The concept of pitying the differently-abled has been a part of the fabric of the Indian society since eternity. So, there is considerable hesitation when it comes to interacting and mingling freely with these individuals. In the process, the individuals and their families often end up being isolated by society and therefore face a lot of stigma on a daily basis.

In addition to the social stigma, families also have to deal with financing the medical treatments and therapy sessions. This can be mitigated to a certain extent by availing the financial schemes made available by the government. There are other, non-financial resources as well, provided by the government. However, the awareness levels of this is quite low among the families.

Apart from the above mentioned points, there is insufficient human resource who can be trained to work as special educators. Additionally, the absence of a central data repository makes it difficult for organisations working in the disability sector to reach out to those in need.

Denial is a bigger problem than awareness

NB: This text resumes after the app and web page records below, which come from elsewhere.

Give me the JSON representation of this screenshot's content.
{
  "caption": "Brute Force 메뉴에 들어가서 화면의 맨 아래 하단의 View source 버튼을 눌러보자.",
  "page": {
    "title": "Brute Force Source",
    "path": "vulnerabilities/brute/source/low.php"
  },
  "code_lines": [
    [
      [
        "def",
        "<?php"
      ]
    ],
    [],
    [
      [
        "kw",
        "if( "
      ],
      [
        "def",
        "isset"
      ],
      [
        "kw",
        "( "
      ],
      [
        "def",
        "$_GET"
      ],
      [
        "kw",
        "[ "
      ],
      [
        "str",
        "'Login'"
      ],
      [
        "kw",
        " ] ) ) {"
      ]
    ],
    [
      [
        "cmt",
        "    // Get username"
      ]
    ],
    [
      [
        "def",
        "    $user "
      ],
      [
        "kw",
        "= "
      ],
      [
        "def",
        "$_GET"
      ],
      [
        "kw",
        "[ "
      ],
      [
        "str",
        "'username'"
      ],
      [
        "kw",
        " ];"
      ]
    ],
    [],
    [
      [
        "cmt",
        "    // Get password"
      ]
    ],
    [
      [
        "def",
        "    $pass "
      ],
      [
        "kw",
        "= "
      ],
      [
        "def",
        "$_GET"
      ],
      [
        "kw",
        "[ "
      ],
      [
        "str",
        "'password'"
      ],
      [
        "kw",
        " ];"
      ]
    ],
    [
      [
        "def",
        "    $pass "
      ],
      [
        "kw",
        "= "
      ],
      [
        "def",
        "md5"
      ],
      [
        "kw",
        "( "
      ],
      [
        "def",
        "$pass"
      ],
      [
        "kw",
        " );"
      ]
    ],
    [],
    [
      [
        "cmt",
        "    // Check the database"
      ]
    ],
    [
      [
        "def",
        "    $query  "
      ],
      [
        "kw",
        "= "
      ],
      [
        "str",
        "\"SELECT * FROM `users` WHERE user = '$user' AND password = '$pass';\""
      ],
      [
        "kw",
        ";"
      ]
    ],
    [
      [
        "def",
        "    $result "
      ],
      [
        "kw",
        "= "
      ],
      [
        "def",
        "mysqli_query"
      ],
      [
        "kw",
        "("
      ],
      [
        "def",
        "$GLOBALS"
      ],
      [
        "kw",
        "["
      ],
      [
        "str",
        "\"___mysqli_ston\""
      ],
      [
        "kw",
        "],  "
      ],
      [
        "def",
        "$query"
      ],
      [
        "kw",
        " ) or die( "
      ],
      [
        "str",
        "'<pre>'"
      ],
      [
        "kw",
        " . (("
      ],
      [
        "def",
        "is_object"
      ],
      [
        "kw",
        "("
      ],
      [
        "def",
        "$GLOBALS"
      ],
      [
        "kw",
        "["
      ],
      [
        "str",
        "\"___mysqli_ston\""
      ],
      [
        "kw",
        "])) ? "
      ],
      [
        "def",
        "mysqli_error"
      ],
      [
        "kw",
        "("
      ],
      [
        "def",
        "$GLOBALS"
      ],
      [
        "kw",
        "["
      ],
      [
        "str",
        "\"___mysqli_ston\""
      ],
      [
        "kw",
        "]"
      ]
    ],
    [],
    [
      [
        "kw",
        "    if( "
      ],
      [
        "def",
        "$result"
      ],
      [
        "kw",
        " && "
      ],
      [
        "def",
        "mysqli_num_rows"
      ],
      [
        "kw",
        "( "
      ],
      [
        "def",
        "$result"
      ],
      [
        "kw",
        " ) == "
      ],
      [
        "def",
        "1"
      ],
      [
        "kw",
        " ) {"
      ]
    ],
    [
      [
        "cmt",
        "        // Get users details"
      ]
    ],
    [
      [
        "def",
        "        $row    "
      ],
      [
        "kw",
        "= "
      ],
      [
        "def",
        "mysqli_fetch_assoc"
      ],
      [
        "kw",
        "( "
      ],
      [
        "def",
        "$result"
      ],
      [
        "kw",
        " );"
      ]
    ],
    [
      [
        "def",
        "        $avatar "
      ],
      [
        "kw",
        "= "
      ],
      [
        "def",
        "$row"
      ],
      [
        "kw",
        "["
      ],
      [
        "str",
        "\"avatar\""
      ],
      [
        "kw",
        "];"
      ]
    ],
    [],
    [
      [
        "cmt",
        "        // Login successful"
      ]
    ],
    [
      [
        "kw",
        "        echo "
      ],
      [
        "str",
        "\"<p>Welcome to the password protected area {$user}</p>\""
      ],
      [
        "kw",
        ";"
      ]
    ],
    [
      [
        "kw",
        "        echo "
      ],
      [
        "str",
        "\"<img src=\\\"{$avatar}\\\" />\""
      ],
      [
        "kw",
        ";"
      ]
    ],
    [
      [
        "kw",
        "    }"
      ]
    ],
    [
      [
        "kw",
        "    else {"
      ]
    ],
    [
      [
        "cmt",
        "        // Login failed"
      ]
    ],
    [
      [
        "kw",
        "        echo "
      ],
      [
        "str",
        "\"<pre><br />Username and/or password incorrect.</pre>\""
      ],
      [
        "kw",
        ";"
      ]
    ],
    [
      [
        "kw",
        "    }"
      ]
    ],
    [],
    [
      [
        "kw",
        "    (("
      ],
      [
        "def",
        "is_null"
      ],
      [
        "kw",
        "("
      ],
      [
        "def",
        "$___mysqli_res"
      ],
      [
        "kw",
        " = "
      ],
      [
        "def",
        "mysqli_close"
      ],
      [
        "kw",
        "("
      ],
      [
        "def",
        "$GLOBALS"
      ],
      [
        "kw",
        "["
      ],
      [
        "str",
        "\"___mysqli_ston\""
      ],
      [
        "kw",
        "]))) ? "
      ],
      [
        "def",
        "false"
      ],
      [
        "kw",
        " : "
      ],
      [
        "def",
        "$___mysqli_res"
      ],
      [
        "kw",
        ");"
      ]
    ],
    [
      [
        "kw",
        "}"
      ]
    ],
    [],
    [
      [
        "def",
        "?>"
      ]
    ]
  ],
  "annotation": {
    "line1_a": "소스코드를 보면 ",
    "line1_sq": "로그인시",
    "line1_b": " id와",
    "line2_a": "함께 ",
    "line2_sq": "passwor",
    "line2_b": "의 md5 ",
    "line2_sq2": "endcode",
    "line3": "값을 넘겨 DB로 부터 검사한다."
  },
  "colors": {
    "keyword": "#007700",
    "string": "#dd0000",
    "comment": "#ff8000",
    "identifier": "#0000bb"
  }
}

In cases of brain damage or mental disorders, symptoms are quite ambiguous and hence brushed off as general misconduct of children. Parents find it difficult to accept the fact that their child is differently abled or has special needs. This could be attributed to the huge stigma associated with the term disability. The first step would be to work towards decreasing the stigma and encouraging more conversations and support groups.  There is an entire generation of lost children – an entire section of population hidden in hearts of the parents who deny their condition and in the mind of the society which rejects it.”

Inclusion is a two-way street

It is the responsibility of the disability sector to create awareness among society about ways in which differently abled individuals can be integrated into the mainstream community. At the same time, it is essential to prepare these individuals to be capable of being a part of the mainstream society. This way, both sections of society work towards bringing about inclusion in as many aspects of daily life as possible. Eventually, the end goal of inclusion should be to empower the differently abled and help them aspire for a life where they are treated at par with the rest of the community.

Tamahar works towards bridging this gap and helping individuals with special needs become a part of the mainstream society. To bridge this divide is my dream for Tamahar. That I help my children come halfway and I help the society meet them in the middle. Help them meet halfway.

Vaishali Pai